#### Data for analysis

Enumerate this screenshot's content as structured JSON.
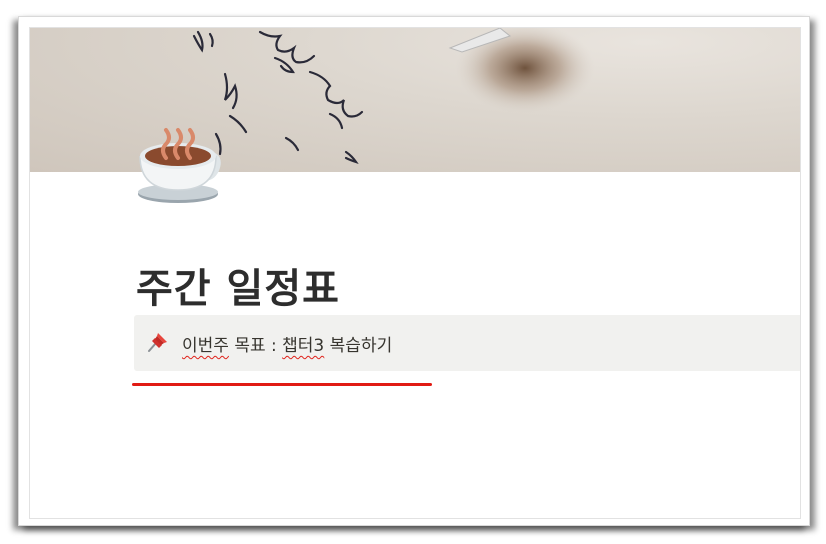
{
  "page": {
    "title": "주간 일정표",
    "icon": "hot-beverage-icon",
    "cover": "handwritten-paper-and-pen-photo"
  },
  "callout": {
    "icon": "pushpin-icon",
    "parts": {
      "word1": "이번주",
      "mid1": " 목표 : ",
      "word2": "챕터3",
      "mid2": " 복습하기"
    }
  },
  "annotation": {
    "underline_color": "#e11b14"
  },
  "colors": {
    "callout_bg": "#f1f1ef",
    "text": "#37352f",
    "title": "#2d2d2d"
  }
}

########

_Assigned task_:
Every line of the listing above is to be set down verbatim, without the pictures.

_Completed exercise_:
Enumerate this screenshot's content as structured JSON.
{
  "page": {
    "title": "주간 일정표",
    "icon": "hot-beverage-icon",
    "cover": "handwritten-paper-and-pen-photo"
  },
  "callout": {
    "icon": "pushpin-icon",
    "parts": {
      "word1": "이번주",
      "mid1": " 목표 : ",
      "word2": "챕터3",
      "mid2": " 복습하기"
    }
  },
  "annotation": {
    "underline_color": "#e11b14"
  },
  "colors": {
    "callout_bg": "#f1f1ef",
    "text": "#37352f",
    "title": "#2d2d2d"
  }
}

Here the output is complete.